Manchester Crown Court has been the scene this week of the trial of a man accused of forcing two boys under the age of 16 to flog themselves with an adult-size zanjeer, a whip with blades attached. The incident took place earlier this year during the Islamic month of Muharram, when a group of Shia Muslims gathered to commemorate Ashura, the anniversary of the death of the Prophet Mohammed's grandson Husayn in battle in AD680.
This is the event which gave rise to the term Hobson-Jobson, which forms the title of a wonderful dictionary of Anglo-Indian words and phrases, published in the 1880s by Colonel Sir Henry Yule and AC Burnell. Hobson-Jobson was an expression coined by the rank-and-file British soldiers in colonial India and was, according to Yule and Burnell's dictionary, 'an Anglo-Saxon version of the wailings of the Mahommedans as they beat their breasts in the procession of the Moharram - "Ya Hasan! Ya Hosein!"'
Hobson-Jobson then became the generic term for the process of anglicising foreign words.
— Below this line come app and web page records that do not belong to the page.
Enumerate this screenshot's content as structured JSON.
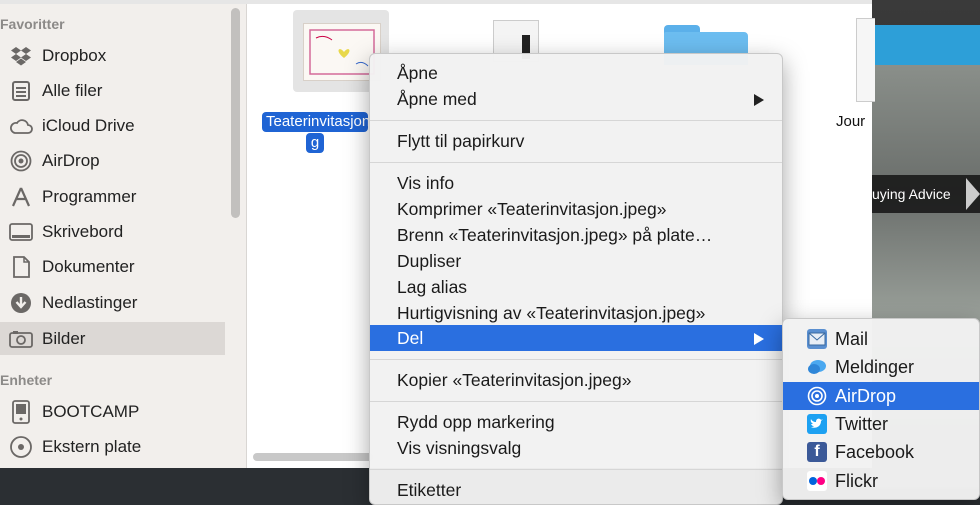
{
  "sidebar": {
    "favorites_header": "Favoritter",
    "devices_header": "Enheter",
    "favorites": [
      {
        "label": "Dropbox",
        "icon": "dropbox-icon"
      },
      {
        "label": "Alle filer",
        "icon": "all-files-icon"
      },
      {
        "label": "iCloud Drive",
        "icon": "cloud-icon"
      },
      {
        "label": "AirDrop",
        "icon": "airdrop-icon"
      },
      {
        "label": "Programmer",
        "icon": "applications-icon"
      },
      {
        "label": "Skrivebord",
        "icon": "desktop-icon"
      },
      {
        "label": "Dokumenter",
        "icon": "documents-icon"
      },
      {
        "label": "Nedlastinger",
        "icon": "downloads-icon"
      },
      {
        "label": "Bilder",
        "icon": "camera-icon",
        "selected": true
      }
    ],
    "devices": [
      {
        "label": "BOOTCAMP",
        "icon": "drive-icon"
      },
      {
        "label": "Ekstern plate",
        "icon": "disk-icon"
      }
    ]
  },
  "files": {
    "selected_name_line1": "Teaterinvitasjon",
    "selected_name_line2": "g",
    "partial_name": "Jour"
  },
  "background": {
    "caption": "uying Advice",
    "accent": "#2d9fd8"
  },
  "context_menu": {
    "items": {
      "open": "Åpne",
      "open_with": "Åpne med",
      "trash": "Flytt til papirkurv",
      "info": "Vis info",
      "compress": "Komprimer «Teaterinvitasjon.jpeg»",
      "burn": "Brenn «Teaterinvitasjon.jpeg» på plate…",
      "duplicate": "Dupliser",
      "alias": "Lag alias",
      "quicklook": "Hurtigvisning av «Teaterinvitasjon.jpeg»",
      "share": "Del",
      "copy": "Kopier «Teaterinvitasjon.jpeg»",
      "cleanup": "Rydd opp markering",
      "view_options": "Vis visningsvalg",
      "tags": "Etiketter"
    },
    "highlight_color": "#2a6fe0"
  },
  "share_menu": {
    "items": [
      {
        "label": "Mail",
        "icon": "mail-icon"
      },
      {
        "label": "Meldinger",
        "icon": "messages-icon"
      },
      {
        "label": "AirDrop",
        "icon": "airdrop-icon",
        "highlighted": true
      },
      {
        "label": "Twitter",
        "icon": "twitter-icon"
      },
      {
        "label": "Facebook",
        "icon": "facebook-icon"
      },
      {
        "label": "Flickr",
        "icon": "flickr-icon"
      }
    ]
  }
}
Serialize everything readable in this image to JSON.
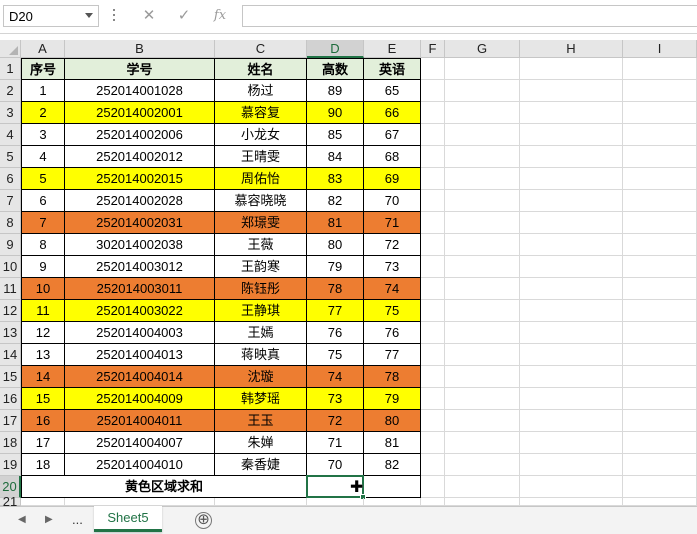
{
  "name_box": "D20",
  "formula_icons": {
    "cancel": "✕",
    "enter": "✓",
    "function": "fx"
  },
  "formula": "",
  "columns": [
    "A",
    "B",
    "C",
    "D",
    "E",
    "F",
    "G",
    "H",
    "I"
  ],
  "selected_column": "D",
  "selected_row": 20,
  "table_header": [
    "序号",
    "学号",
    "姓名",
    "高数",
    "英语"
  ],
  "rows": [
    {
      "no": "1",
      "id": "252014001028",
      "name": "杨过",
      "math": "89",
      "eng": "65",
      "fill": "none"
    },
    {
      "no": "2",
      "id": "252014002001",
      "name": "慕容复",
      "math": "90",
      "eng": "66",
      "fill": "yellow"
    },
    {
      "no": "3",
      "id": "252014002006",
      "name": "小龙女",
      "math": "85",
      "eng": "67",
      "fill": "none"
    },
    {
      "no": "4",
      "id": "252014002012",
      "name": "王晴雯",
      "math": "84",
      "eng": "68",
      "fill": "none"
    },
    {
      "no": "5",
      "id": "252014002015",
      "name": "周佑怡",
      "math": "83",
      "eng": "69",
      "fill": "yellow"
    },
    {
      "no": "6",
      "id": "252014002028",
      "name": "慕容晓晓",
      "math": "82",
      "eng": "70",
      "fill": "none"
    },
    {
      "no": "7",
      "id": "252014002031",
      "name": "郑璟雯",
      "math": "81",
      "eng": "71",
      "fill": "orange"
    },
    {
      "no": "8",
      "id": "302014002038",
      "name": "王薇",
      "math": "80",
      "eng": "72",
      "fill": "none"
    },
    {
      "no": "9",
      "id": "252014003012",
      "name": "王韵寒",
      "math": "79",
      "eng": "73",
      "fill": "none"
    },
    {
      "no": "10",
      "id": "252014003011",
      "name": "陈钰彤",
      "math": "78",
      "eng": "74",
      "fill": "orange"
    },
    {
      "no": "11",
      "id": "252014003022",
      "name": "王静琪",
      "math": "77",
      "eng": "75",
      "fill": "yellow"
    },
    {
      "no": "12",
      "id": "252014004003",
      "name": "王嫣",
      "math": "76",
      "eng": "76",
      "fill": "none"
    },
    {
      "no": "13",
      "id": "252014004013",
      "name": "蒋映真",
      "math": "75",
      "eng": "77",
      "fill": "none"
    },
    {
      "no": "14",
      "id": "252014004014",
      "name": "沈璇",
      "math": "74",
      "eng": "78",
      "fill": "orange"
    },
    {
      "no": "15",
      "id": "252014004009",
      "name": "韩梦瑶",
      "math": "73",
      "eng": "79",
      "fill": "yellow"
    },
    {
      "no": "16",
      "id": "252014004011",
      "name": "王玉",
      "math": "72",
      "eng": "80",
      "fill": "orange"
    },
    {
      "no": "17",
      "id": "252014004007",
      "name": "朱婵",
      "math": "71",
      "eng": "81",
      "fill": "none"
    },
    {
      "no": "18",
      "id": "252014004010",
      "name": "秦香婕",
      "math": "70",
      "eng": "82",
      "fill": "none"
    }
  ],
  "summary_label": "黄色区域求和",
  "colors": {
    "yellow": "#ffff00",
    "orange": "#ed7d31",
    "header_fill": "#e2efda",
    "accent": "#217346"
  },
  "sheet_tabs": [
    "Sheet5"
  ],
  "tab_overflow": "...",
  "add_sheet_icon": "⊕"
}
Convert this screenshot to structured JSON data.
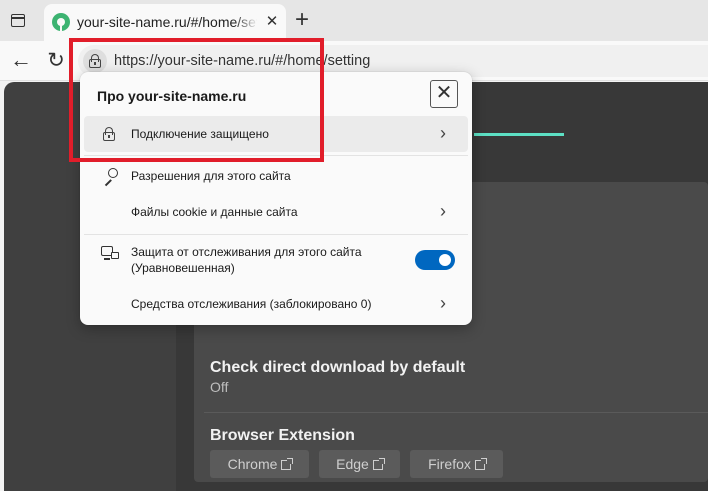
{
  "browser": {
    "tab": {
      "title": "your-site-name.ru/#/home/settings"
    },
    "address_bar": {
      "url": "https://your-site-name.ru/#/home/setting"
    }
  },
  "popup": {
    "title": "Про your-site-name.ru",
    "close_glyph": "✕",
    "items": [
      {
        "label": "Подключение защищено",
        "icon": "lock-icon",
        "has_chevron": true
      },
      {
        "label": "Разрешения для этого сайта",
        "icon": "key-icon",
        "has_chevron": false
      },
      {
        "label": "Файлы cookie и данные сайта",
        "icon": "",
        "has_chevron": true
      },
      {
        "label_line1": "Защита от отслеживания для этого сайта",
        "label_line2": "(Уравновешенная)",
        "icon": "tracking-icon",
        "toggle_on": true
      },
      {
        "label": "Средства отслеживания (заблокировано 0)",
        "icon": "",
        "has_chevron": true
      }
    ]
  },
  "page": {
    "setting": {
      "title": "Check direct download by default",
      "value": "Off"
    },
    "extension": {
      "title": "Browser Extension",
      "buttons": [
        "Chrome",
        "Edge",
        "Firefox"
      ]
    }
  },
  "colors": {
    "accent": "#5de0c4",
    "highlight_box": "#e11d2a",
    "toggle": "#0067c0"
  }
}
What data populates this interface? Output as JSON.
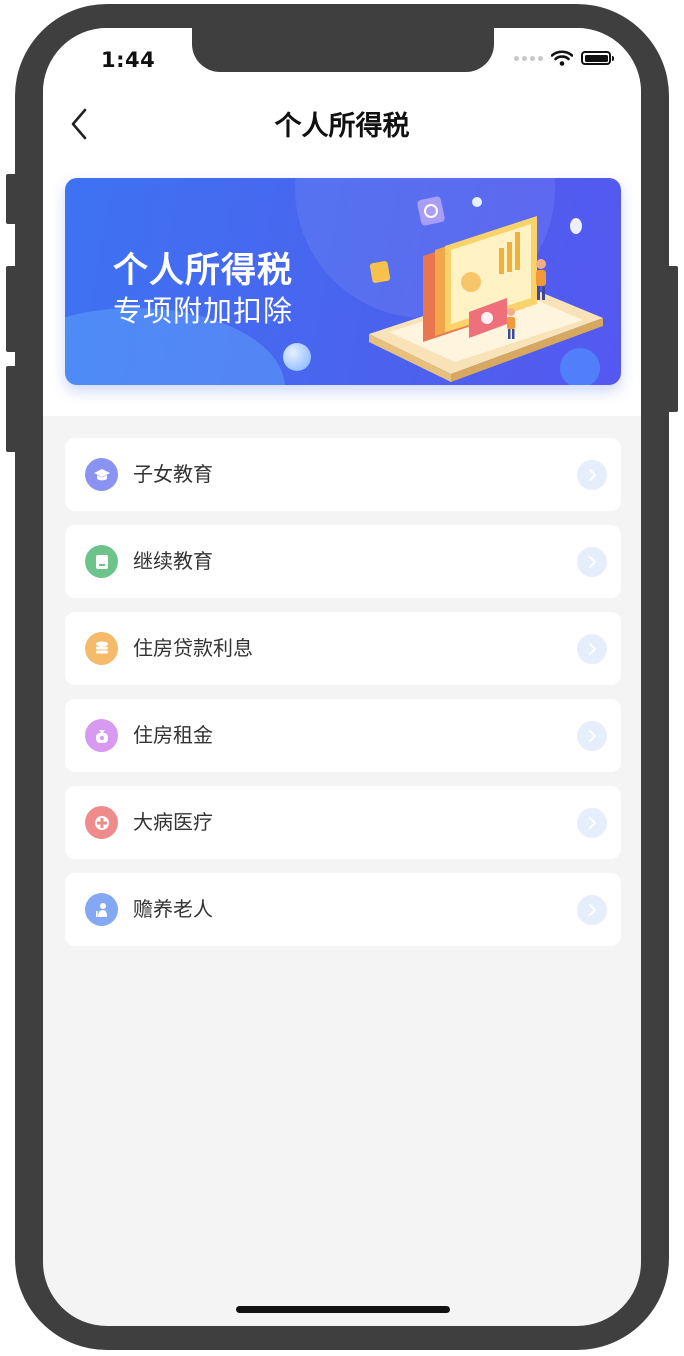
{
  "status_bar": {
    "time": "1:44"
  },
  "nav": {
    "title": "个人所得税"
  },
  "banner": {
    "title": "个人所得税",
    "subtitle": "专项附加扣除"
  },
  "items": [
    {
      "label": "子女教育",
      "icon": "graduation-cap-icon",
      "color": "#8b93f2"
    },
    {
      "label": "继续教育",
      "icon": "book-icon",
      "color": "#6cc48a"
    },
    {
      "label": "住房贷款利息",
      "icon": "coins-icon",
      "color": "#f5bb6b"
    },
    {
      "label": "住房租金",
      "icon": "money-bag-icon",
      "color": "#d79af0"
    },
    {
      "label": "大病医疗",
      "icon": "medical-cross-icon",
      "color": "#ef8b8b"
    },
    {
      "label": "赡养老人",
      "icon": "elderly-person-icon",
      "color": "#85a8f4"
    }
  ],
  "colors": {
    "accent": "#4a63ee",
    "background": "#f4f4f4",
    "arrow_bg": "#e6eefb"
  }
}
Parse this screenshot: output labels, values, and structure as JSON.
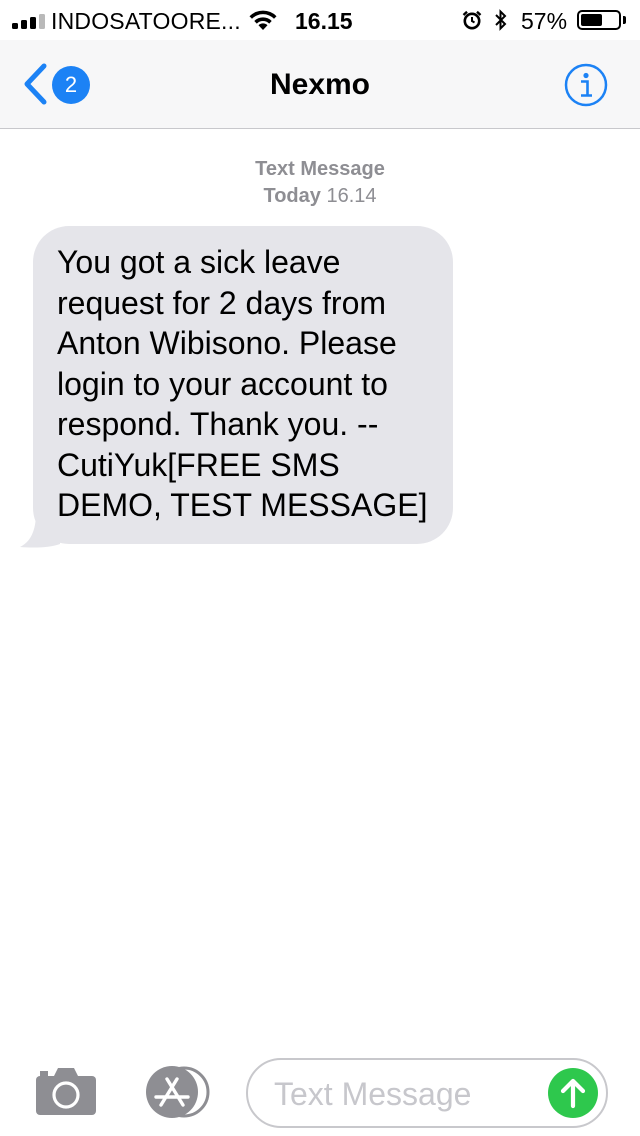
{
  "status_bar": {
    "carrier": "INDOSATOORE...",
    "time": "16.15",
    "battery_percent": "57%",
    "battery_level": 0.57,
    "signal_bars_filled": 3,
    "signal_bars_total": 4,
    "icons": [
      "signal-icon",
      "wifi-icon",
      "alarm-icon",
      "bluetooth-icon",
      "battery-icon"
    ]
  },
  "nav": {
    "back_badge": "2",
    "title": "Nexmo",
    "icons": [
      "back-chevron-icon",
      "info-icon"
    ]
  },
  "conversation": {
    "meta_kind": "Text Message",
    "meta_day": "Today",
    "meta_time": "16.14",
    "message": "You got a sick leave\nrequest for 2 days from\nAnton Wibisono. Please\nlogin to your account to\nrespond. Thank you. --\nCutiYuk[FREE SMS\nDEMO, TEST MESSAGE]"
  },
  "composer": {
    "placeholder": "Text Message",
    "icons": [
      "camera-icon",
      "appstore-icon",
      "send-arrow-icon"
    ]
  },
  "colors": {
    "accent": "#1c82f5",
    "bubble": "#e5e5ea",
    "send": "#2ec84d",
    "meta": "#8e8e93"
  }
}
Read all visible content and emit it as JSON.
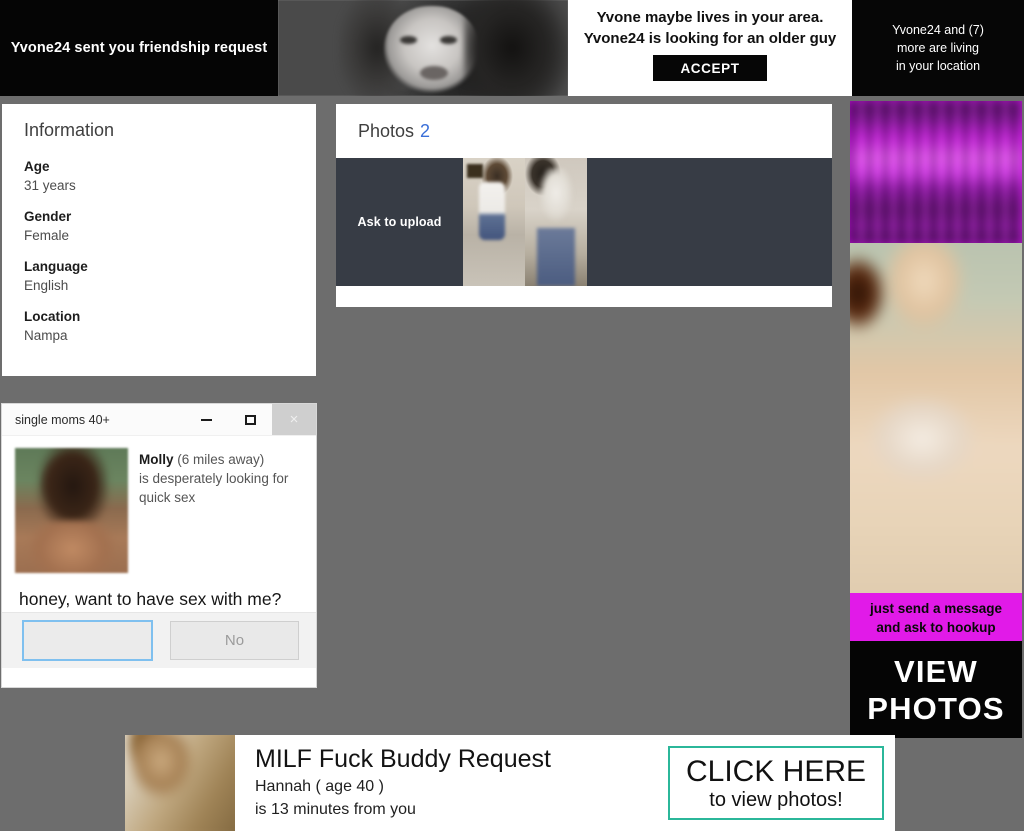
{
  "colors": {
    "desktop_background": "#6d6d6d",
    "accent_blue": "#3a6fd8",
    "photo_strip_dark": "#373c45",
    "ad_magenta": "#e11ae8",
    "cta_teal": "#2bb79a",
    "badge_red": "#ef4d3d",
    "focus_blue": "#7fc0ef"
  },
  "top_banner": {
    "left_ad_text": "Yvone24 sent you  friendship request",
    "center_ad": {
      "line1": "Yvone maybe lives in your area.",
      "line2": "Yvone24 is looking for  an older guy",
      "accept_label": "ACCEPT"
    },
    "right_ad": {
      "line1": "Yvone24  and (7)",
      "line2": "more are living",
      "line3": "in your location"
    }
  },
  "information_card": {
    "title": "Information",
    "fields": [
      {
        "label": "Age",
        "value": "31 years"
      },
      {
        "label": "Gender",
        "value": "Female"
      },
      {
        "label": "Language",
        "value": "English"
      },
      {
        "label": "Location",
        "value": "Nampa"
      }
    ]
  },
  "photos_card": {
    "title": "Photos",
    "count": "2",
    "ask_to_upload_label": "Ask to upload"
  },
  "dialog": {
    "title": "single moms 40+",
    "window_controls": {
      "minimize": "minimize-icon",
      "maximize": "maximize-icon",
      "close": "×"
    },
    "sender_name": "Molly",
    "sender_distance": " (6 miles away)",
    "message_line1": "is desperately looking for",
    "message_line2": "quick sex",
    "question": "honey, want to have sex with me?",
    "yes_button_label": "",
    "no_button_label": "No"
  },
  "sidebar_ads": {
    "top_blurred_ad_note": "",
    "bottom_ad": {
      "pink_line1": "just send a message",
      "pink_line2": "and ask to hookup",
      "black_line1": "VIEW",
      "black_line2": "PHOTOS"
    }
  },
  "bottom_banner": {
    "title": "MILF Fuck Buddy Request",
    "sub_line1": "Hannah ( age 40 )",
    "sub_line2": "is 13 minutes from you",
    "badge": "!",
    "cta_line1": "CLICK HERE",
    "cta_line2": "to view photos!"
  }
}
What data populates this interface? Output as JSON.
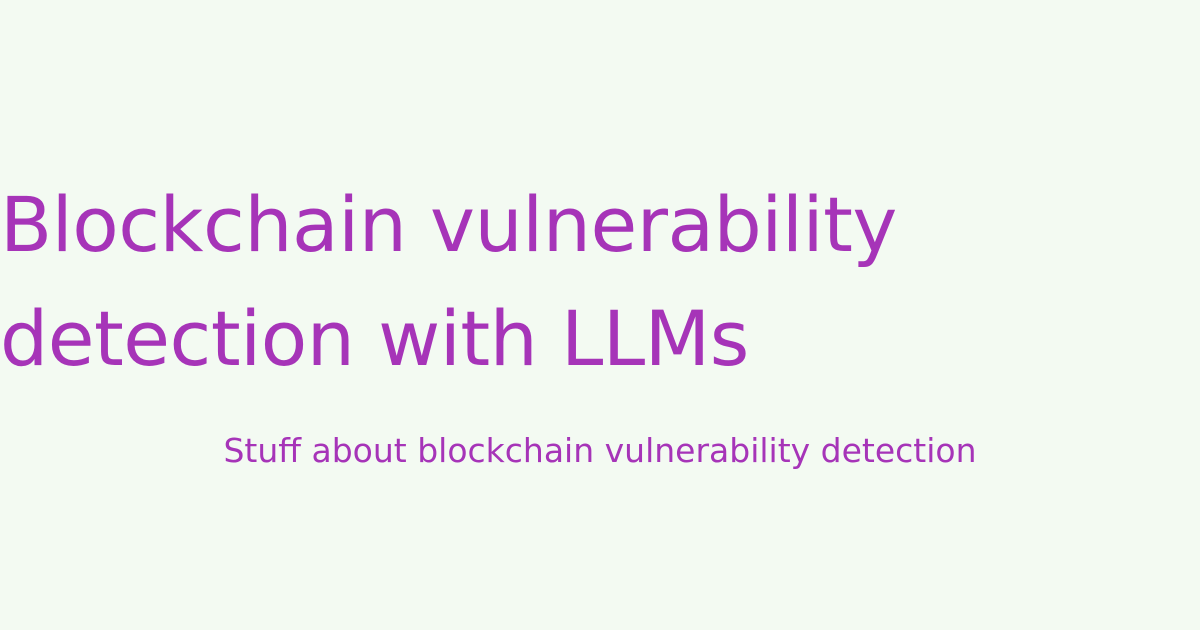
{
  "card": {
    "title_lines": [
      "Blockchain vulnerability",
      "detection with LLMs"
    ],
    "subtitle": "Stuff about blockchain vulnerability detection"
  },
  "colors": {
    "background": "#f3faf2",
    "text": "#a634b8"
  }
}
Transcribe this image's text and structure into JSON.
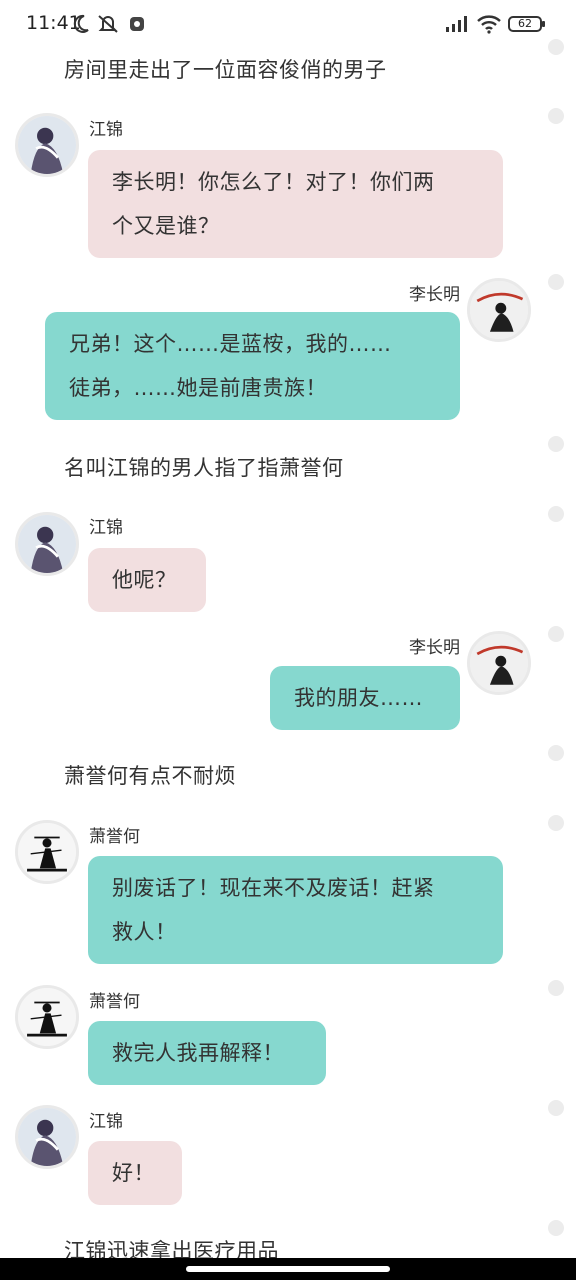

This is Chambers Dictionary's definition: 'the modification of names and words introduced from foreign languages, which the popular ear assimilates to already familiar sound (sic)'. Yule and Burnell's dictionary contains lots of examples of the Hobson-Jobson phenomenon, including juggernaut (from the Sanskrit Jagannatha, Lord of the Universe), gymkhana (probably from the Hindustani gend-khana, ball-house or racket court) and shampoo (from the Hindustani champna, to press or knead).
Other words in English which have undergone the Hobson-Jobson process include Jerusalem artichoke (from Italian girasole, sunflower), plonk (cf French vin blanc) and woodchuck (from the Cree name for this animal, wuchak or otchock).